Earlier this month I was a guest on the CBC Montreal radio show Cinq à Six with Pierre Landry. We discussed the opening of the Claire and Marc Bourgie Pavilion of the Musée des beaux-arts de Montréal and their new hanging of Quebec and Canadian Art.
By my calculations they grossed about $175,000 on those 116 lots. (Once again, take any figures I give with a grain of salt, trying to juggle a video camera, pen, paper and keep track of what happens is fraught with the possibility of making mistakes.) – All prices noted here include the 15% buyers premium and all local sales taxes. All the lots and how much they sold for are here.
Which sold for $12,446.31 and $10,088.06 respectively.
The lowlight of the auction had to be this painting by André Bergeron, which even when the opening bid was lowered down to $50, did not get a single bid.
But besides the obvious differences between the auctions of M. Blaizel and M. de Saint Hippolyte, M. Blaizel sold real estate, furniture, collectibles and other things besides the art, the thing that fascinated me was the differences in their style of selling art. M. Blaizel clearly points towards the current high bidder, talks with the audience, offers certificates of authenticity, tells the audience when something doesn’t meet the reserve price and in general is much more transparent in how he does business.
Last week I went to Iegor – Hôtel des Encans to watch their auction of Canadian art (the first part at least). In total they were offering 350 lots. I stayed for about 170 or so, stopped taking notes at lot 149. It’s kind of difficult, keeping track of opening prices, closing prices, what sells, what doesn’t sell, and videotaping all at the same time… Next time I want to go with an assistant!
By my count (please take with a large grain of salt) 64 of the approximately 140 lots sold, or almost 46%. I have no idea if that is a good percentage or a bad percentage, although I’m, leaning towards a bad percentage. I’m going to have to track other auctions and other auction houses to see how this one compares.
Using my same rough calculation I would estimate the Canadian art section of the sale grossed about $230,000 – that’s including the 20% buyers premium and all taxes. (All prices noted here include the 20% buyers premium and all local sales taxes.)
The highlights being Tarozita by Jacques Hurtubise
Which sold for $33,493.95.
An ink and watercolor composition by Jean-Paul Riopelle from 1961.
Which sold for $24,607.80.
And a oil on masonite painting by Albert Dumouchel from the early 1960s called L’Alcazar which sold for $14,012.78.
Unfortunately Il a neigé sur Opinaca by Jean Paul Riopelle did not meet the reserve and did not sell.
Oh, yeah.
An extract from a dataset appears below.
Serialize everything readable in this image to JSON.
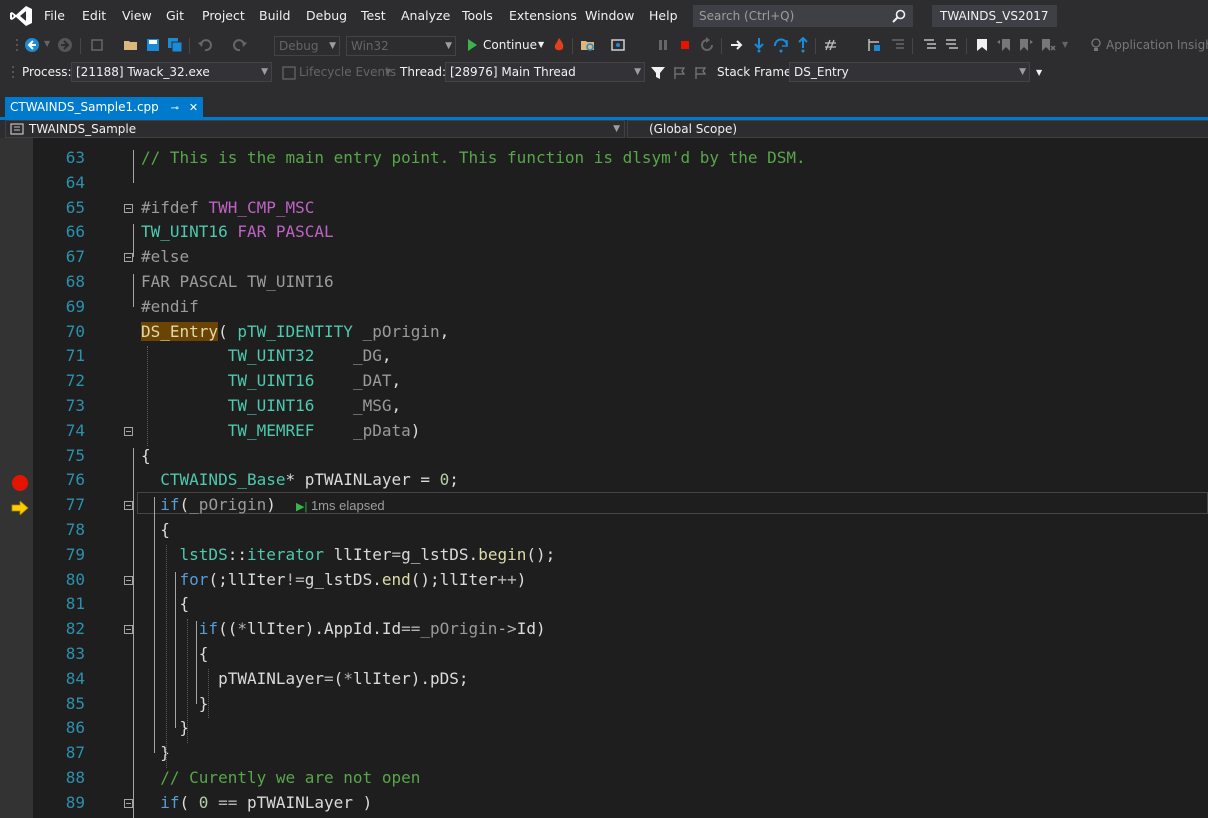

There was also this pair of lamps described as a “rare pair of Moor floor lamps. Glass and gilt metal chandeliers on glazed porcelain Moor busts on enameled metal pedestal. Milano, Italy circa 1960.” And apparently they were made by Piero Fornasetti.